In addition to the overall search problems mentioned above, successful development of the search function will depend on complete and accurate information in individual entries. While some materials appeared within the database, specific uses (for example for textile conservation) may not have been listed and therefore not retrievable as such. Citations were not present in many cases. CMC is an example, a cellulose derivative that has widespread use in many conservation disciplines. Its use as an antiredeposition agent in the washing of historic textiles was widely embraced within the field of textile conservation after the research of Judith H. Hofenk de Graaff, a use that is important to note in the database and for which there are several citations. Similarly, EDTA has uses listed in the database related to cleaning of metals and objects, but not to textiles, although it was presented in an AIC Specialty Group (Adler and Eaton, 1995) paper for use with cleaning textiles with stains caused by metal ions in previous wash baths. Other obvious omissions, such as Lissapol N and C detergents may have been due to their widespread use in Great Britain and not in this country; however others common in the US should be included, such as the widely used non-ionic detergent Icepal.
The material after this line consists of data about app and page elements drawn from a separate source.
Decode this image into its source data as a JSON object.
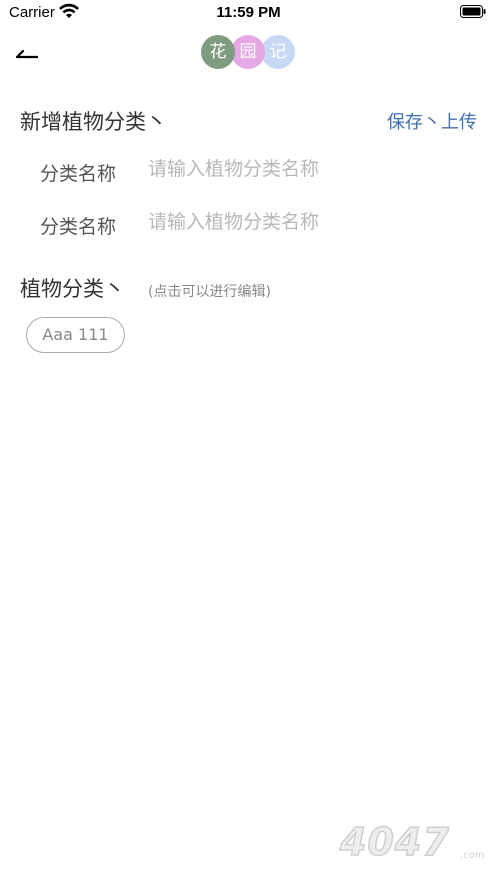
{
  "status_bar": {
    "carrier": "Carrier",
    "time": "11:59 PM"
  },
  "nav": {
    "logo_chars": [
      "花",
      "园",
      "记"
    ],
    "logo_colors": [
      "#7f9b80",
      "#e6a7e5",
      "#c7d9f5"
    ]
  },
  "new_category": {
    "title": "新增植物分类丶",
    "save_label": "保存丶上传",
    "rows": [
      {
        "label": "分类名称",
        "placeholder": "请输入植物分类名称",
        "value": ""
      },
      {
        "label": "分类名称",
        "placeholder": "请输入植物分类名称",
        "value": ""
      }
    ]
  },
  "plant_categories": {
    "title": "植物分类丶",
    "hint": "(点击可以进行编辑)",
    "items": [
      "Aaa 111"
    ]
  },
  "watermark": {
    "text": "4047",
    "suffix": ".com"
  },
  "colors": {
    "link": "#3f6fb4",
    "placeholder": "#b8b8b8"
  }
}
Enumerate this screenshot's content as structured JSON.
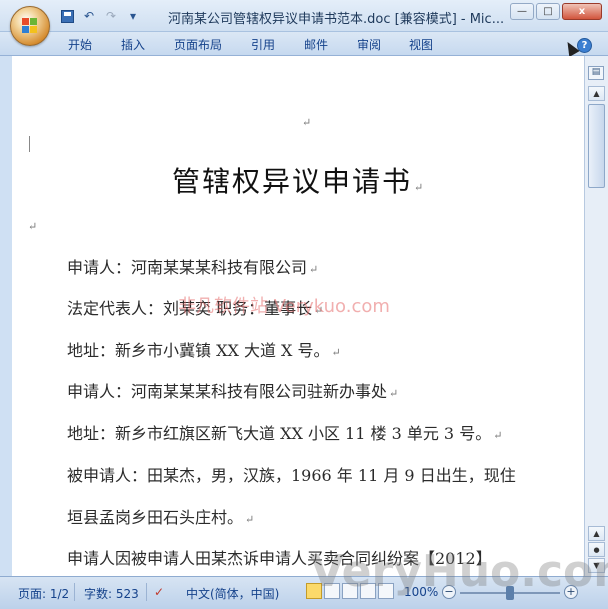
{
  "window": {
    "title": "河南某公司管辖权异议申请书范本.doc [兼容模式] - Mic...",
    "controls": {
      "minimize": "—",
      "maximize": "□",
      "close": "x"
    }
  },
  "qat": {
    "undo_glyph": "↶",
    "redo_glyph": "↷",
    "customize_glyph": "▾"
  },
  "ribbon": {
    "tabs": [
      "开始",
      "插入",
      "页面布局",
      "引用",
      "邮件",
      "审阅",
      "视图"
    ],
    "help_glyph": "?"
  },
  "document": {
    "title": "管辖权异议申请书",
    "paragraphs": [
      "申请人：河南某某某科技有限公司",
      "法定代表人：刘某奕           职务：董事长",
      "地址：新乡市小冀镇 XX 大道 X 号。",
      "申请人：河南某某某科技有限公司驻新办事处",
      "地址：新乡市红旗区新飞大道 XX 小区 11 楼 3 单元 3 号。",
      "被申请人：田某杰，男，汉族，1966 年 11 月 9 日出生，现住",
      "垣县孟岗乡田石头庄村。",
      "申请人因被申请人田某杰诉申请人买卖合同纠纷案【2012】"
    ],
    "paragraph_mark": "↵",
    "watermark": "非凡软件站 Verykuo.com"
  },
  "status": {
    "page": "页面: 1/2",
    "words": "字数: 523",
    "language": "中文(简体，中国)",
    "zoom": "100%",
    "zoom_minus": "−",
    "zoom_plus": "+",
    "watermark": "VeryHuo.com"
  },
  "icons": {
    "office": "office-button-icon",
    "save": "save-icon",
    "undo": "undo-icon",
    "redo": "redo-icon",
    "help": "help-icon"
  }
}
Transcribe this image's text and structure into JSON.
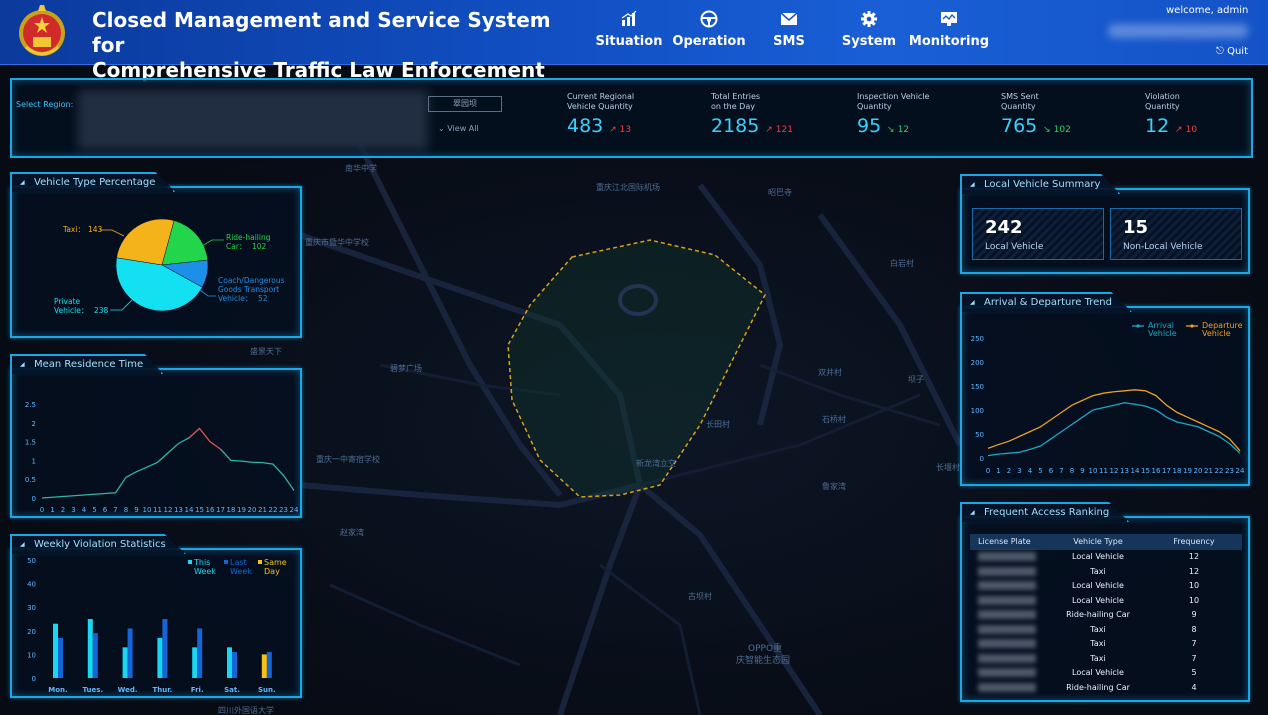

It appears that Rosalie Rosso King’s book was used extensively for data. It would perhaps be preferable to use sources that offer a full analysis of the topic of fiber identification such as J. Gordon Cook (Handbook of Textile Fibers) and their preparation for manufacture into textiles, such as Marjory L. Joseph (Introductory Textile Science).
Some of the entries simply need clarification, for example rabbit hair, defined as…”fluffy, warm felt fabric.” Rabbit hair has specific chemical and physical properties and optical characteristics, which would be useful in the entry, as do all the fibers. It is used in a number of different weave structures, both woven, knitted, and possibly even felted (nonwoven); to characterize it as a “felt fabric” is inaccurate, and as “fluffy and warm” not particularly useful.
In summary, the foundation for the database is well placed. Additional work is needed on individual entries to incorporate commonly used conservation materials, to edit the existing definitions, and to ensure the use of key words for ease in searching data. Citations should be included as much as possible.